Data provided:
--------------------------------------------------

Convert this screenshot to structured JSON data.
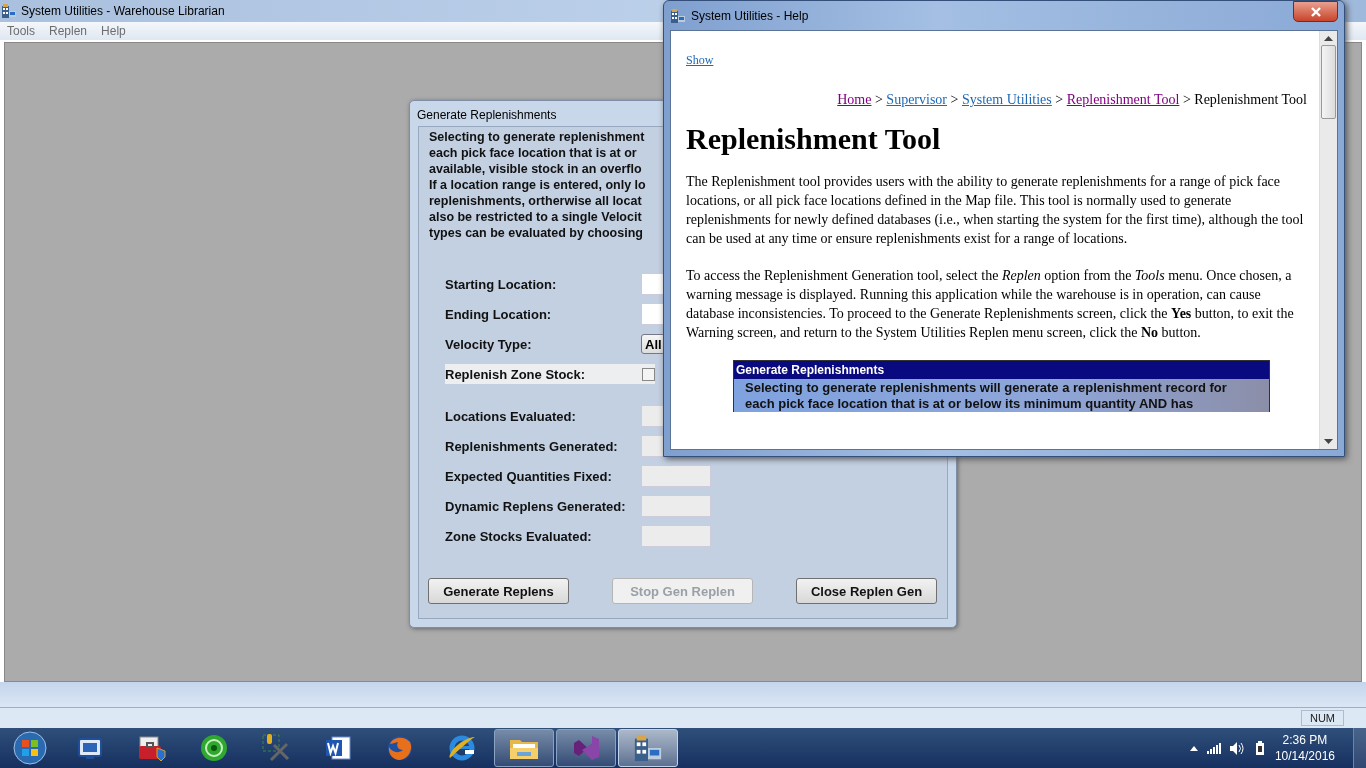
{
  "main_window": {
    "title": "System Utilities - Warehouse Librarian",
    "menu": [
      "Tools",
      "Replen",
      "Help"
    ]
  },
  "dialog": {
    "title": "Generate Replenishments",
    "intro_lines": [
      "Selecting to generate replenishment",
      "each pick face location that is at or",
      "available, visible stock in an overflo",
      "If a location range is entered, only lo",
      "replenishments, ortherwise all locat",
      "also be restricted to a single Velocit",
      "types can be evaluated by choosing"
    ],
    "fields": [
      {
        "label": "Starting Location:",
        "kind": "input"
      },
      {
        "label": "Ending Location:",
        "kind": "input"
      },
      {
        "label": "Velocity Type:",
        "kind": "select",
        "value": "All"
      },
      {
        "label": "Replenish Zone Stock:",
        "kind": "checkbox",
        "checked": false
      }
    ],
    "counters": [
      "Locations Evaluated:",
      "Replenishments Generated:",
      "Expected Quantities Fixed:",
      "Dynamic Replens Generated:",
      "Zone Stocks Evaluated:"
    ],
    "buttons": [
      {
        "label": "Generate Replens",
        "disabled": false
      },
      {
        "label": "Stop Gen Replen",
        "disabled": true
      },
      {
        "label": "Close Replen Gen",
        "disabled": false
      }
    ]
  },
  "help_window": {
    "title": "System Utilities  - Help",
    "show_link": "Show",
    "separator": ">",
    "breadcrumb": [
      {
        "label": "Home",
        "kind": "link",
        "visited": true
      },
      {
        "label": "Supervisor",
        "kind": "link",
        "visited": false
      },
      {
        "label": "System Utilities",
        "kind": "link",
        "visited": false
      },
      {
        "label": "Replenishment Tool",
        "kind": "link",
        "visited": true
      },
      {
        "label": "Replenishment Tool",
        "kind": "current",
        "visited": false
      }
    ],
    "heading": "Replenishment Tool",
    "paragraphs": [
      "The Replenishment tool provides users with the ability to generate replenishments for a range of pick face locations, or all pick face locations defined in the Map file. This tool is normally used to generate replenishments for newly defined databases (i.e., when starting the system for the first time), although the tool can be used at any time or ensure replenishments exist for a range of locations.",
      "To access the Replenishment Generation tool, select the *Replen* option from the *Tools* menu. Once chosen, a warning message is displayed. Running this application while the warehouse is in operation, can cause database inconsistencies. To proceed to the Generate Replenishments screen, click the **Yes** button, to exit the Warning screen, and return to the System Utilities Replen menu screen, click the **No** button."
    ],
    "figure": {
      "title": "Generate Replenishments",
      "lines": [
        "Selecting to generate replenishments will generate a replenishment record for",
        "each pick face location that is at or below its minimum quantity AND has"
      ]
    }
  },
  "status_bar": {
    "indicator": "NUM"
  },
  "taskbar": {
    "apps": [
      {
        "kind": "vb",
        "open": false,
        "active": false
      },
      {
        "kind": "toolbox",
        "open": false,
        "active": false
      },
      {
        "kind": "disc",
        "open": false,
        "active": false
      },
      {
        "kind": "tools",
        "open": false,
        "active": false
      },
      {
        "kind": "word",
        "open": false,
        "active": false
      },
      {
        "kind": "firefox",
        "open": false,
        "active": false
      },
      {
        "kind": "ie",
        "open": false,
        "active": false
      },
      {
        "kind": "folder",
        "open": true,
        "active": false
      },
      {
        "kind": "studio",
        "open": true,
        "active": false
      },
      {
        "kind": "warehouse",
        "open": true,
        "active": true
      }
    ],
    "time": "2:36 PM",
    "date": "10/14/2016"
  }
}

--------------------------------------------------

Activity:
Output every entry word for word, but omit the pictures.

Answer section:
Convert this screenshot to structured JSON data.
{
  "main_window": {
    "title": "System Utilities - Warehouse Librarian",
    "menu": [
      "Tools",
      "Replen",
      "Help"
    ]
  },
  "dialog": {
    "title": "Generate Replenishments",
    "intro_lines": [
      "Selecting to generate replenishment",
      "each pick face location that is at or",
      "available, visible stock in an overflo",
      "If a location range is entered, only lo",
      "replenishments, ortherwise all locat",
      "also be restricted to a single Velocit",
      "types can be evaluated by choosing"
    ],
    "fields": [
      {
        "label": "Starting Location:",
        "kind": "input"
      },
      {
        "label": "Ending Location:",
        "kind": "input"
      },
      {
        "label": "Velocity Type:",
        "kind": "select",
        "value": "All"
      },
      {
        "label": "Replenish Zone Stock:",
        "kind": "checkbox",
        "checked": false
      }
    ],
    "counters": [
      "Locations Evaluated:",
      "Replenishments Generated:",
      "Expected Quantities Fixed:",
      "Dynamic Replens Generated:",
      "Zone Stocks Evaluated:"
    ],
    "buttons": [
      {
        "label": "Generate Replens",
        "disabled": false
      },
      {
        "label": "Stop Gen Replen",
        "disabled": true
      },
      {
        "label": "Close Replen Gen",
        "disabled": false
      }
    ]
  },
  "help_window": {
    "title": "System Utilities  - Help",
    "show_link": "Show",
    "separator": ">",
    "breadcrumb": [
      {
        "label": "Home",
        "kind": "link",
        "visited": true
      },
      {
        "label": "Supervisor",
        "kind": "link",
        "visited": false
      },
      {
        "label": "System Utilities",
        "kind": "link",
        "visited": false
      },
      {
        "label": "Replenishment Tool",
        "kind": "link",
        "visited": true
      },
      {
        "label": "Replenishment Tool",
        "kind": "current",
        "visited": false
      }
    ],
    "heading": "Replenishment Tool",
    "paragraphs": [
      "The Replenishment tool provides users with the ability to generate replenishments for a range of pick face locations, or all pick face locations defined in the Map file. This tool is normally used to generate replenishments for newly defined databases (i.e., when starting the system for the first time), although the tool can be used at any time or ensure replenishments exist for a range of locations.",
      "To access the Replenishment Generation tool, select the *Replen* option from the *Tools* menu. Once chosen, a warning message is displayed. Running this application while the warehouse is in operation, can cause database inconsistencies. To proceed to the Generate Replenishments screen, click the **Yes** button, to exit the Warning screen, and return to the System Utilities Replen menu screen, click the **No** button."
    ],
    "figure": {
      "title": "Generate Replenishments",
      "lines": [
        "Selecting to generate replenishments will generate a replenishment record for",
        "each pick face location that is at or below its minimum quantity AND has"
      ]
    }
  },
  "status_bar": {
    "indicator": "NUM"
  },
  "taskbar": {
    "apps": [
      {
        "kind": "vb",
        "open": false,
        "active": false
      },
      {
        "kind": "toolbox",
        "open": false,
        "active": false
      },
      {
        "kind": "disc",
        "open": false,
        "active": false
      },
      {
        "kind": "tools",
        "open": false,
        "active": false
      },
      {
        "kind": "word",
        "open": false,
        "active": false
      },
      {
        "kind": "firefox",
        "open": false,
        "active": false
      },
      {
        "kind": "ie",
        "open": false,
        "active": false
      },
      {
        "kind": "folder",
        "open": true,
        "active": false
      },
      {
        "kind": "studio",
        "open": true,
        "active": false
      },
      {
        "kind": "warehouse",
        "open": true,
        "active": true
      }
    ],
    "time": "2:36 PM",
    "date": "10/14/2016"
  }
}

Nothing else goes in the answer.